▸ **Exercise details**
Determine how many lines in the entries below contain "from", and output that number alone.

☆ ☆ ☆ ☆ ☆

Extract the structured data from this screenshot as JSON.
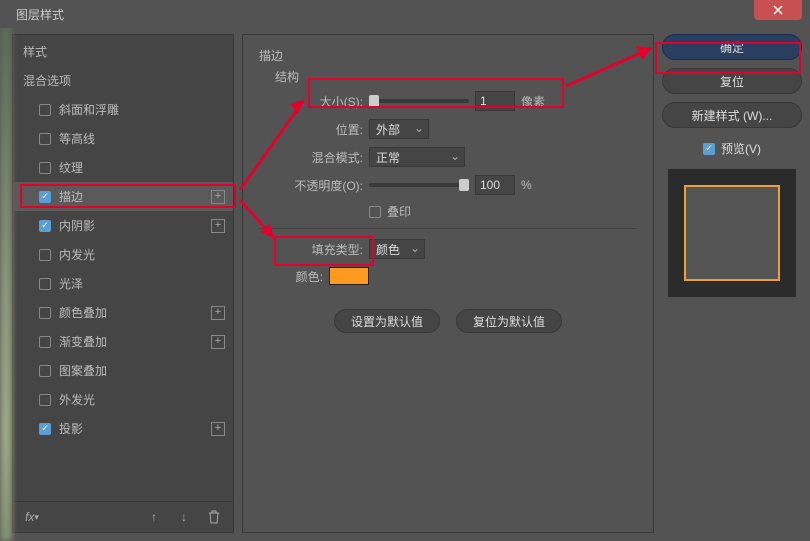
{
  "window": {
    "title": "图层样式"
  },
  "sidebar": {
    "styles_label": "样式",
    "blend_label": "混合选项",
    "items": [
      {
        "label": "斜面和浮雕",
        "checked": false,
        "plus": false
      },
      {
        "label": "等高线",
        "checked": false,
        "plus": false
      },
      {
        "label": "纹理",
        "checked": false,
        "plus": false
      },
      {
        "label": "描边",
        "checked": true,
        "plus": true,
        "active": true
      },
      {
        "label": "内阴影",
        "checked": true,
        "plus": true
      },
      {
        "label": "内发光",
        "checked": false,
        "plus": false
      },
      {
        "label": "光泽",
        "checked": false,
        "plus": false
      },
      {
        "label": "颜色叠加",
        "checked": false,
        "plus": true
      },
      {
        "label": "渐变叠加",
        "checked": false,
        "plus": true
      },
      {
        "label": "图案叠加",
        "checked": false,
        "plus": false
      },
      {
        "label": "外发光",
        "checked": false,
        "plus": false
      },
      {
        "label": "投影",
        "checked": true,
        "plus": true
      }
    ]
  },
  "main": {
    "group_title": "描边",
    "structure_title": "结构",
    "size_label": "大小(S):",
    "size_value": "1",
    "size_unit": "像素",
    "position_label": "位置:",
    "position_value": "外部",
    "blendmode_label": "混合模式:",
    "blendmode_value": "正常",
    "opacity_label": "不透明度(O):",
    "opacity_value": "100",
    "opacity_unit": "%",
    "overprint_label": "叠印",
    "filltype_label": "填充类型:",
    "filltype_value": "颜色",
    "color_label": "颜色:",
    "color_value": "#ff9a1f",
    "btn_default": "设置为默认值",
    "btn_reset": "复位为默认值"
  },
  "right": {
    "ok": "确定",
    "cancel": "复位",
    "newstyle": "新建样式 (W)...",
    "preview_label": "预览(V)",
    "preview_checked": true
  }
}
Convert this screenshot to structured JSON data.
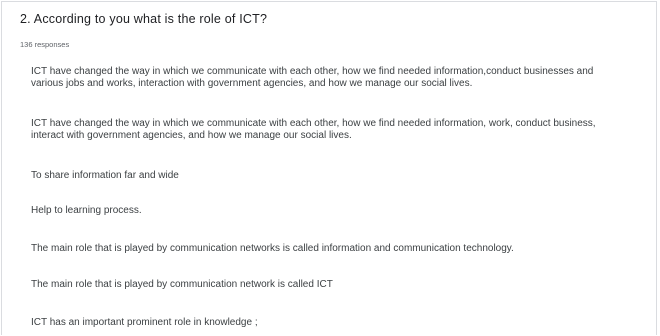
{
  "question": {
    "title": "2. According to you what is the role of ICT?",
    "response_count": "136 responses"
  },
  "responses": [
    "ICT have changed the way in which we communicate with each other, how we find needed information,conduct businesses and various jobs and works, interaction with government agencies, and how we manage our social lives.",
    "ICT have changed the way in which we communicate with each other, how we find needed information, work, conduct business, interact with government agencies, and how we manage our social lives.",
    "To share information far and wide",
    "Help to learning process.",
    "The main role that is played by communication networks is called information and communication technology.",
    "The main role that is played by communication network is called ICT",
    "ICT has an important prominent role in knowledge ;"
  ]
}
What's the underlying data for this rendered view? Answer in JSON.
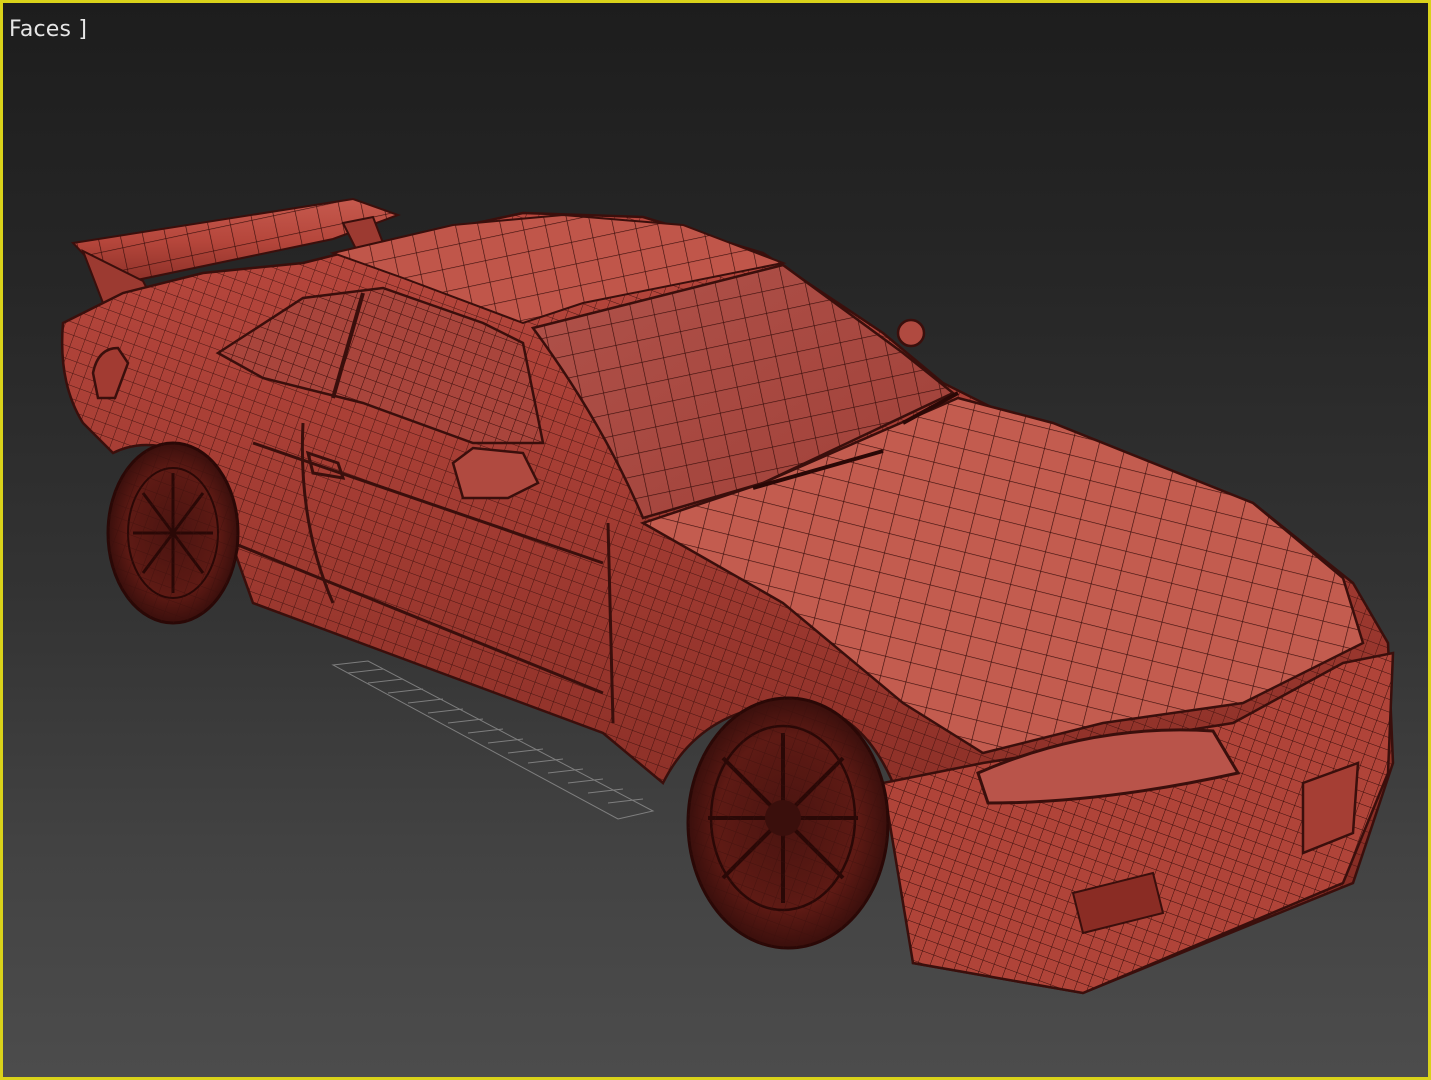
{
  "viewport": {
    "label": "Faces ]",
    "border_color": "#d9d21a",
    "shading_mode": "faces",
    "object_color": "#b9463c",
    "wire_color": "#3a0f0c"
  }
}
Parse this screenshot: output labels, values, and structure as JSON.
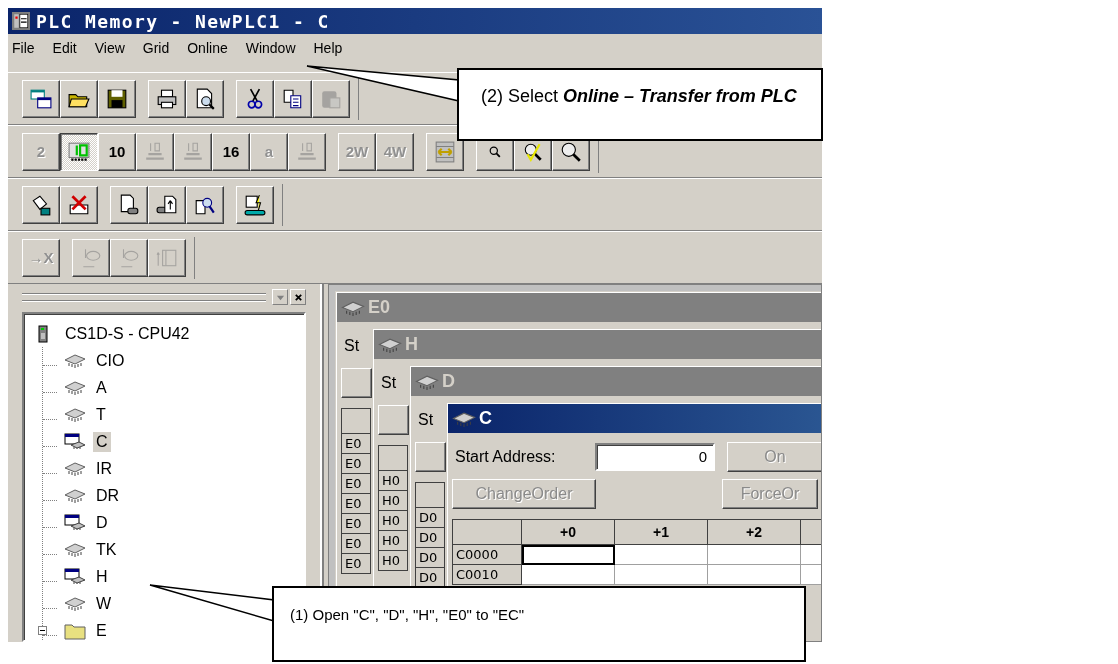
{
  "window": {
    "title": "PLC Memory - NewPLC1 - C"
  },
  "menu": [
    "File",
    "Edit",
    "View",
    "Grid",
    "Online",
    "Window",
    "Help"
  ],
  "toolbars": [
    [
      [
        {
          "disabled": false,
          "pressed": false
        },
        {
          "disabled": false,
          "pressed": false
        },
        {
          "disabled": false,
          "pressed": false
        }
      ],
      [
        {
          "disabled": false,
          "pressed": false
        },
        {
          "disabled": false,
          "pressed": false
        }
      ],
      [
        {
          "disabled": false,
          "pressed": false
        },
        {
          "disabled": false,
          "pressed": false
        },
        {
          "disabled": true,
          "pressed": false
        }
      ]
    ],
    [
      [
        {
          "label": "2",
          "disabled": true,
          "pressed": false
        },
        {
          "disabled": false,
          "pressed": true
        },
        {
          "label": "10",
          "disabled": false,
          "pressed": false
        },
        {
          "disabled": true,
          "pressed": false
        },
        {
          "disabled": true,
          "pressed": false
        },
        {
          "label": "16",
          "disabled": false,
          "pressed": false
        },
        {
          "label": "a",
          "disabled": true,
          "pressed": false
        },
        {
          "disabled": true,
          "pressed": false
        }
      ],
      [
        {
          "label": "2W",
          "disabled": true,
          "pressed": false
        },
        {
          "label": "4W",
          "disabled": true,
          "pressed": false
        }
      ],
      [
        {
          "disabled": false,
          "pressed": false
        }
      ],
      [
        {
          "disabled": false,
          "pressed": false
        },
        {
          "disabled": false,
          "pressed": false
        },
        {
          "disabled": false,
          "pressed": false
        }
      ]
    ],
    [
      [
        {
          "disabled": false,
          "pressed": false
        },
        {
          "disabled": false,
          "pressed": false
        }
      ],
      [
        {
          "disabled": false,
          "pressed": false
        },
        {
          "disabled": false,
          "pressed": false
        },
        {
          "disabled": false,
          "pressed": false
        }
      ],
      [
        {
          "disabled": false,
          "pressed": false
        }
      ]
    ],
    [
      [
        {
          "label": "→X",
          "disabled": true,
          "pressed": false
        }
      ],
      [
        {
          "disabled": true,
          "pressed": false
        },
        {
          "disabled": true,
          "pressed": false
        },
        {
          "disabled": true,
          "pressed": false
        }
      ]
    ]
  ],
  "tree": {
    "label": "CS1D-S - CPU42",
    "children": [
      {
        "kind": "memory",
        "label": "CIO",
        "open": false,
        "selected": false
      },
      {
        "kind": "memory",
        "label": "A",
        "open": false,
        "selected": false
      },
      {
        "kind": "memory",
        "label": "T",
        "open": false,
        "selected": false
      },
      {
        "kind": "memory",
        "label": "C",
        "open": true,
        "selected": true
      },
      {
        "kind": "memory",
        "label": "IR",
        "open": false,
        "selected": false
      },
      {
        "kind": "memory",
        "label": "DR",
        "open": false,
        "selected": false
      },
      {
        "kind": "memory",
        "label": "D",
        "open": true,
        "selected": false
      },
      {
        "kind": "memory",
        "label": "TK",
        "open": false,
        "selected": false
      },
      {
        "kind": "memory",
        "label": "H",
        "open": true,
        "selected": false
      },
      {
        "kind": "memory",
        "label": "W",
        "open": false,
        "selected": false
      },
      {
        "kind": "folder",
        "label": "E",
        "expanded": true,
        "selected": false
      }
    ]
  },
  "memory_windows": [
    {
      "title": "E0",
      "active": false,
      "start_label": "St",
      "rows": [
        {
          "address": "E0",
          "selected": false
        },
        {
          "address": "E0",
          "selected": false
        },
        {
          "address": "E0",
          "selected": false
        },
        {
          "address": "E0",
          "selected": false
        },
        {
          "address": "E0",
          "selected": false
        },
        {
          "address": "E0",
          "selected": false
        },
        {
          "address": "E0",
          "selected": false
        }
      ]
    },
    {
      "title": "H",
      "active": false,
      "start_label": "St",
      "rows": [
        {
          "address": "H0",
          "selected": false
        },
        {
          "address": "H0",
          "selected": false
        },
        {
          "address": "H0",
          "selected": false
        },
        {
          "address": "H0",
          "selected": false
        },
        {
          "address": "H0",
          "selected": false
        }
      ]
    },
    {
      "title": "D",
      "active": false,
      "start_label": "St",
      "rows": [
        {
          "address": "D0",
          "selected": false
        },
        {
          "address": "D0",
          "selected": false
        },
        {
          "address": "D0",
          "selected": false
        },
        {
          "address": "D0",
          "selected": false
        }
      ]
    },
    {
      "title": "C",
      "active": true,
      "start_label": "Start Address:",
      "start_address": "0",
      "buttons": [
        {
          "label": "On",
          "disabled": true
        },
        {
          "label": "ChangeOrder",
          "disabled": true
        },
        {
          "label": "ForceOr",
          "disabled": true
        }
      ],
      "columns": [
        "+0",
        "+1",
        "+2"
      ],
      "rows": [
        {
          "address": "C0000",
          "selected": true
        },
        {
          "address": "C0010",
          "selected": false
        }
      ]
    }
  ],
  "callouts": [
    {
      "text": "(2) Select **Online – Transfer from PLC**"
    },
    {
      "text": "(1) Open \"C\", \"D\", \"H\", \"E0\" to \"EC\""
    }
  ]
}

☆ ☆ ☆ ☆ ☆

▸ **Expected output**
2